The data for graphs are gathered at specific time intervals (sampling time) and so may not necessarily show extremes, e.g. a windspeed graph may indicate max. gust of 41 m.p.h. at 05:00 whereas the max. gust may have been 46 m.p.h. but this was at 05:02 which isn’t at a graph data gathering point. To display all the collected data would make the graphs too large. Even the sensors themselves have a sampling time, this varies depending upon the sensor, e.g. anemometer 2.5-3 secs., thermometer 10-12 secs.

Rainfall measurement isn’t straight forward either
Is it raining? You look out of the window and you see that it has just started, you then look on the weather website and it says dry. Why?

Rain will fall into a rain collector to be measured, the measuring is often done electronically and in my automatic weather station (AWS) it uses a tipping bucket system, see: Inside the ISS. Until there has been sufficient rain to fill a bucket to tipping point there would be no electronic indication of rain. It takes 2 bucket tips within 15 minutes to signal rain so it is possible for it to rain briefly and then stop without ever tipping the buckets even though the ground may be wet the AWS is still reporting no rain.

When there is an indication of rain there comes a point when it stops but the weather station could still be reporting rain. Once the rain has stopped the water is still trickling through so ‘tipping’ events can still occur thus registering ‘rain’.

Snow also has a side-effect on 'rainfall'. Snow will accumulate in the rain collector. If it is a heated rain collector (which mine isn't) the snow will begin to melt, this might be at a rate whereby it causes 2 tipping events within 15 minutes thus indicating rain. In an unheated rain collector, as the temperature rises and the snow inside begins to melt it could cause an indication of rain over a period of several hours when in fact there is none.

Windspeed - erroneous value
Very occasionally, for reasons unknown, a data spike may cause a windspeed reading to be shown as more than 79 m.p.h. This usually shows in the records as around 79.4 and should be ignored.

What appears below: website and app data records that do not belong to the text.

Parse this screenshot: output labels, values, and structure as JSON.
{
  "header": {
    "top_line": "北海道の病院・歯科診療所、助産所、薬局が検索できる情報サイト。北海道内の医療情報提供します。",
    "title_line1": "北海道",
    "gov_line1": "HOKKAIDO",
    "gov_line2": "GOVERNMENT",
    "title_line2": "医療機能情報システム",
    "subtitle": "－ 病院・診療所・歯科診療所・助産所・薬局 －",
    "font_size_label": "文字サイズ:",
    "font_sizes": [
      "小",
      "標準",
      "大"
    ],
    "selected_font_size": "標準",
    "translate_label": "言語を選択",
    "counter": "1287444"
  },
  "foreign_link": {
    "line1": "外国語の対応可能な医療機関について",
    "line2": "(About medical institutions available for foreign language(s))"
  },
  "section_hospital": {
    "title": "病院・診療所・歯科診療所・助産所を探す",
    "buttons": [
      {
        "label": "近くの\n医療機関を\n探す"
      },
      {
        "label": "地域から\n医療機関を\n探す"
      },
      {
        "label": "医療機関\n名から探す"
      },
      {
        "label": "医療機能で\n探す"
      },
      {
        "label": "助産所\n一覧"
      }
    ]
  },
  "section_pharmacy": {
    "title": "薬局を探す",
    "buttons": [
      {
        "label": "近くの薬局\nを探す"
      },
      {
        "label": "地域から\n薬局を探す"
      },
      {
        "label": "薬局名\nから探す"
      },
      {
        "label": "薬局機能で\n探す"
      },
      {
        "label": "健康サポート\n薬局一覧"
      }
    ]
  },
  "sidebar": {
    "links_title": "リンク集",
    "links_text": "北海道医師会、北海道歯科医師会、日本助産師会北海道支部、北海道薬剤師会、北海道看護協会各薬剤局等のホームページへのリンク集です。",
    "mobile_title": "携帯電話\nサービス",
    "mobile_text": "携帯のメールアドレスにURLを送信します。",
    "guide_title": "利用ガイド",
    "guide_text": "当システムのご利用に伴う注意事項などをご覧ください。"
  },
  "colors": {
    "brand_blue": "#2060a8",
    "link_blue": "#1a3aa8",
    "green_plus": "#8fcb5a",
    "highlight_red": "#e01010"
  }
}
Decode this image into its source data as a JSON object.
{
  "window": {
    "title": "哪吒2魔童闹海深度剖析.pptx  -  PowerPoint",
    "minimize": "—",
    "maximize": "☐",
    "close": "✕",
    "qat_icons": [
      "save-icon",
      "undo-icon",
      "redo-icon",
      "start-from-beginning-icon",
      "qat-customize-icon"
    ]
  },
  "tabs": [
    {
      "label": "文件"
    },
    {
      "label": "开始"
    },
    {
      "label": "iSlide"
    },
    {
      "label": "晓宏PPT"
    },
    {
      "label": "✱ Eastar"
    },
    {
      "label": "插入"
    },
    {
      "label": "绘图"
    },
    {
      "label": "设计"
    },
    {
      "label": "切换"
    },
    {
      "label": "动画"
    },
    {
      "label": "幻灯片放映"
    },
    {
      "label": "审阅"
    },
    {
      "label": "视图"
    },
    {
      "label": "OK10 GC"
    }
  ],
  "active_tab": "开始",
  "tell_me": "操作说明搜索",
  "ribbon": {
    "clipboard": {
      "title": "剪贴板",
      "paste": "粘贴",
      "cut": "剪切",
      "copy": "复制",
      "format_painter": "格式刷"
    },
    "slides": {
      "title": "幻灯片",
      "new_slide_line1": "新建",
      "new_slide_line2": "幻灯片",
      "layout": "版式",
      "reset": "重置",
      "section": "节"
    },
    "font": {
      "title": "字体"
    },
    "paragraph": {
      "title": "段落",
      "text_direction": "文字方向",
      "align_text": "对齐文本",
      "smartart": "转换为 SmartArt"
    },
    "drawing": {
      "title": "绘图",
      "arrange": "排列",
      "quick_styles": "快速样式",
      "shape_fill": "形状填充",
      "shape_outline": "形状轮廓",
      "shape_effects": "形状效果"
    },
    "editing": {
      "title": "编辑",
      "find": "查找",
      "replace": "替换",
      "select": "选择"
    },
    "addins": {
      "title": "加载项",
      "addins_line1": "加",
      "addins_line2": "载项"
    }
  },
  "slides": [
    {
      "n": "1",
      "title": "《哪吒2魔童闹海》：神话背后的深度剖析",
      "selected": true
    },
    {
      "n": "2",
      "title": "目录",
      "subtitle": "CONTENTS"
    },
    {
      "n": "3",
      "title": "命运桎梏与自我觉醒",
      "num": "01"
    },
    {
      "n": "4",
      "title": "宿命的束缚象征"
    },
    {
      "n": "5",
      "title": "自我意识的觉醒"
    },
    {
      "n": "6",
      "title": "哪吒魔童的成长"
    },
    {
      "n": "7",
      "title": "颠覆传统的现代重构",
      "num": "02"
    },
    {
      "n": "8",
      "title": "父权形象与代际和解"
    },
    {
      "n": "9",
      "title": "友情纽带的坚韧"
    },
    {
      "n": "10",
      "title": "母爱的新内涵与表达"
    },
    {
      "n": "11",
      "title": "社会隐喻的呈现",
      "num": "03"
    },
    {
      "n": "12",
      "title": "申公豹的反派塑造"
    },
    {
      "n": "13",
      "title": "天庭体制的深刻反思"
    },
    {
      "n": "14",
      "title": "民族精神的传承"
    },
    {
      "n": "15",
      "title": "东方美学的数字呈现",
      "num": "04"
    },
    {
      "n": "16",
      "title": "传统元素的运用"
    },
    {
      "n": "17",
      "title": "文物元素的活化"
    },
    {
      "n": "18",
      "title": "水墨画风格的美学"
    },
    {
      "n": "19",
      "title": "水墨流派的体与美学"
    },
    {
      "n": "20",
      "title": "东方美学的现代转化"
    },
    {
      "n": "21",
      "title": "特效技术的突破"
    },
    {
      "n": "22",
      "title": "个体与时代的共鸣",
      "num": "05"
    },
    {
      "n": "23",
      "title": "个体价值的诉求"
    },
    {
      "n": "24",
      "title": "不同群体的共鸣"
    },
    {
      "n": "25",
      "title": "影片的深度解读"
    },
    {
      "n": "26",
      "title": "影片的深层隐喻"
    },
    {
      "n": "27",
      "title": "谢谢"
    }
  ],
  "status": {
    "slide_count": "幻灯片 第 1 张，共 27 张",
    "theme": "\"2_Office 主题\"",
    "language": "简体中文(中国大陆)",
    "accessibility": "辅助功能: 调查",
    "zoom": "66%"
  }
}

Any errors, comments or ideas for inclusion can be e-mailed to Peter

Copyright 2007 - Menstrie Weather
IMPORTANT - Do not use the data on this website for the protection of life and/or property